Kirstine and the Villains


160 pages
Contains Illustrations
ISBN 0-7715-7001-5




Reviewed by Dave Jenkinson

Dave Jenkinson is a professor in the Faculty of Education at the University of Manitoba and the author of the “Portraits” section of Emergency Librarian.

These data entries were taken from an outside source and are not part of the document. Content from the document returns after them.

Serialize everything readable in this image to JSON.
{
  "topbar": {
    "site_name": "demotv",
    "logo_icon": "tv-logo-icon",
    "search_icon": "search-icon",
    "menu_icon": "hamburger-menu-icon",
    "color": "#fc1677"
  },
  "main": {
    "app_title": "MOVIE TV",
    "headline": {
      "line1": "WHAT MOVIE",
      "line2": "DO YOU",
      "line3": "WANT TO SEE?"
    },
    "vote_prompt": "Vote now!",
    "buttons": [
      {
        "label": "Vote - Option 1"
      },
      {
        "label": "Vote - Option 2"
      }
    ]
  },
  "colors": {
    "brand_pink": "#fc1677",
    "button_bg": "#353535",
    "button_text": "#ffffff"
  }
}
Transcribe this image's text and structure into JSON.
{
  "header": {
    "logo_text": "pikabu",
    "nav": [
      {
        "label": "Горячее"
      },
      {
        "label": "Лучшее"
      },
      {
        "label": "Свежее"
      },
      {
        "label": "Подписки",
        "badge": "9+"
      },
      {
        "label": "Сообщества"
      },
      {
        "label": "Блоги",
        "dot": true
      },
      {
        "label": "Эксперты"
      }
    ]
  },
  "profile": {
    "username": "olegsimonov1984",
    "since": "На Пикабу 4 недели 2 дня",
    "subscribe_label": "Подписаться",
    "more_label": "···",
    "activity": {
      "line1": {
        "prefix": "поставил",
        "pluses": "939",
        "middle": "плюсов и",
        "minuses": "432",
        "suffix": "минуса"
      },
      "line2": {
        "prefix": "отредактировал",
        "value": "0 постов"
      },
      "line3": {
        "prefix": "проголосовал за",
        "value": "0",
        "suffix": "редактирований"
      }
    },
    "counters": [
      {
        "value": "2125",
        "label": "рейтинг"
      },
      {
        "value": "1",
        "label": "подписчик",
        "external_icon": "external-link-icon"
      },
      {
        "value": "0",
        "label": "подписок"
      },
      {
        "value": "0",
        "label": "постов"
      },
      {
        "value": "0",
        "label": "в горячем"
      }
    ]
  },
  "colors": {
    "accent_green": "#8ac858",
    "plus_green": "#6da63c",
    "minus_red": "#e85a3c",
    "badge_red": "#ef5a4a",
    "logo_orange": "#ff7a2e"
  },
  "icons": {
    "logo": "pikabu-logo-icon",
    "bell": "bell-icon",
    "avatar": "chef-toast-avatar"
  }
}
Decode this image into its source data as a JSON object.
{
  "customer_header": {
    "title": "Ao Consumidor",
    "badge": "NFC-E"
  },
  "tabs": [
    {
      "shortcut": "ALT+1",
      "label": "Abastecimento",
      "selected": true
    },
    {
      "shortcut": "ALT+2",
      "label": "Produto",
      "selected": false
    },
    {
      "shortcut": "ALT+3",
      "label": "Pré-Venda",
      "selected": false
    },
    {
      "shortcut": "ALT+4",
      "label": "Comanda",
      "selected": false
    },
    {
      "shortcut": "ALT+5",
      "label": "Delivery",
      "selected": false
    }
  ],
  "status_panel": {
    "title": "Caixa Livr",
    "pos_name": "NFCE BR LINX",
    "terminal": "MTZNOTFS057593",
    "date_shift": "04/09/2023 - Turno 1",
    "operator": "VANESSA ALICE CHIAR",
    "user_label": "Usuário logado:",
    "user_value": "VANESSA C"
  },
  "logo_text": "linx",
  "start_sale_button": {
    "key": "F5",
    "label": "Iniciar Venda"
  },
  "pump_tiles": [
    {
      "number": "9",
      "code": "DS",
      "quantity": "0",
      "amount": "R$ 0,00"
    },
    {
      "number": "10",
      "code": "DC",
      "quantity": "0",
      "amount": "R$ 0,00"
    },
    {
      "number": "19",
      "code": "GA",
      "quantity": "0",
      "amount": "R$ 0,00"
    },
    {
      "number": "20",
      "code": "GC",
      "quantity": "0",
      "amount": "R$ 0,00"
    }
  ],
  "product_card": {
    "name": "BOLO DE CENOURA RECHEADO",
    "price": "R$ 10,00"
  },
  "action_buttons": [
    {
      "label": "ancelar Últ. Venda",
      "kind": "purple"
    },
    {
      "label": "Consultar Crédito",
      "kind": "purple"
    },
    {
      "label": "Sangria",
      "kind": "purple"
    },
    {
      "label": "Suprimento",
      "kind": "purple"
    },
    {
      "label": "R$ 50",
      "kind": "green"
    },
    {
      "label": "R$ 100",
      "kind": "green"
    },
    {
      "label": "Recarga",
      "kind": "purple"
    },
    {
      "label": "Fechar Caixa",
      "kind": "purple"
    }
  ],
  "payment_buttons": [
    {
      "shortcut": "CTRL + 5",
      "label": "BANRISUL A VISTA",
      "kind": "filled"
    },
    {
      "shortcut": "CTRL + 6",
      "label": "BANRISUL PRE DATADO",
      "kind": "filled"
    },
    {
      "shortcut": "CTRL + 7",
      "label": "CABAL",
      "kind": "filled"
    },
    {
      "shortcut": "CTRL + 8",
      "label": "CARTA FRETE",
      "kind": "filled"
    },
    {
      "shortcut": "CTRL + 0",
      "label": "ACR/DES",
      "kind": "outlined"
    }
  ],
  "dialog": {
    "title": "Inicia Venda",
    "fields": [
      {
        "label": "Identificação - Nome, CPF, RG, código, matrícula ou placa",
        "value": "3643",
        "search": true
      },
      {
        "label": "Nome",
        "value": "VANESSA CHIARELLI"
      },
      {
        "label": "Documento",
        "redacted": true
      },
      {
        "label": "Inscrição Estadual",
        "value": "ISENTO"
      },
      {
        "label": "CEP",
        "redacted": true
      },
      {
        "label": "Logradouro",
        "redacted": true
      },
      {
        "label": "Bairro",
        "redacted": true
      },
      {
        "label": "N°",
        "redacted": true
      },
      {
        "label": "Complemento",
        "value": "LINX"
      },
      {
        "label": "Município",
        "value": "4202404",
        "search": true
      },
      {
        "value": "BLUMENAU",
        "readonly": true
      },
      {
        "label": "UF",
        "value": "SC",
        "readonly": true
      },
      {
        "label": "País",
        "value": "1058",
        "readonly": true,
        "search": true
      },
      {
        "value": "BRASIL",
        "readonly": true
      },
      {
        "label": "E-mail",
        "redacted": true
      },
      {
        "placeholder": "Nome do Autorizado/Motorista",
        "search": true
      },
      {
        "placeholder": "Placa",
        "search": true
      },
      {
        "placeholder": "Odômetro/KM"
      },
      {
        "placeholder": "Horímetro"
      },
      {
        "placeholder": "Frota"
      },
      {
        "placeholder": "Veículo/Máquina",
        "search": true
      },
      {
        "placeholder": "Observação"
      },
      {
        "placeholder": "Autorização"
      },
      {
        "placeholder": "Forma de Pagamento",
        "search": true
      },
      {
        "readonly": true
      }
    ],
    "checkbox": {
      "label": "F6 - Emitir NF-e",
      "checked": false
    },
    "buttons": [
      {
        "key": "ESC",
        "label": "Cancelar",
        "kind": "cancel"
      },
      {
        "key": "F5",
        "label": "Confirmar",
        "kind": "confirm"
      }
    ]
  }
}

When several thousand dollars disappear from the safe of the Vancouver office of Garfield Explorations, Kirstine Summerdale’s father, who is the company treasurer, becomes the principal suspect, for only he and his boss, Mr. Becker, knew the safe’s combination. Kirstine, almost eleven years old, sets out to discover the real thief’s identity. The office offers three suspects: Mrs. Dodsworth, the boss’s gruff old private secretary; the young and pretty but nervous Vanessa Birk, the office secretary; and funny, free-spending Dick Sawyer, the Supplies Officer. Kirstine is aided in her sleuthing by friend Tracey and a group of imaginary characters, the villains of the title. Kirstine possesses an imagination so vivid that animals and people about her get transformed into the “bad” characters from fairy tales. Villains, such as the Wolf from Little Red Riding Hood, the Ugly Sisters from Cinderella, and the Troll of Three Billy Goats Gruff, point out to Kirstine that they had been labelled as “bad” because everyone judged them on the basis of their actions without considering the motivation behind their behaviors. Using the Villains’ advice to look beyond the act to find the real person ultimately leads Kirstine to the thief. Having assumed that desire for easy profit was the thief’s motive, the girls followed the three suspects to see if one of them displayed a need for a large sum of money, only to find that they all did. Finally the girls realize that, by hastily accepting the assumption that the theft was committed for material gain, they had ignored the obvious thief, who had taken the money as a jealous way of stealing Mr. Summerdale’s reputation.

Any regular reader of juvenile mysteries should correctly guess the thief in the first chapter, though the motive remains hidden until the book’s conclusion. Characters, as in most mysteries, remain largely types, but Read’s amusing device of using Kirstine’s “Villains” as a form of conscience reveals growth in Kirstine, initially as she finds herself labelled by her school peers as a “thief’s” daughter and then as Kirstine changes roles and passes superficial judgments about the robbery’s suspects. In intermediate grade classrooms, the book’s villain device could stimulate language arts activities focusing on the motivation of other “bad” characters in traditional literature. Because most of the seven full-page, black-and-white illustrations portray the fairytale characters, the illustrations might mislead eight- to ten-year-old browsers in search of a book, but they are meaningful when the book is read.


Read, Elfreida, “Kirstine and the Villains,” Canadian Book Review Annual Online, accessed May 22, 2024,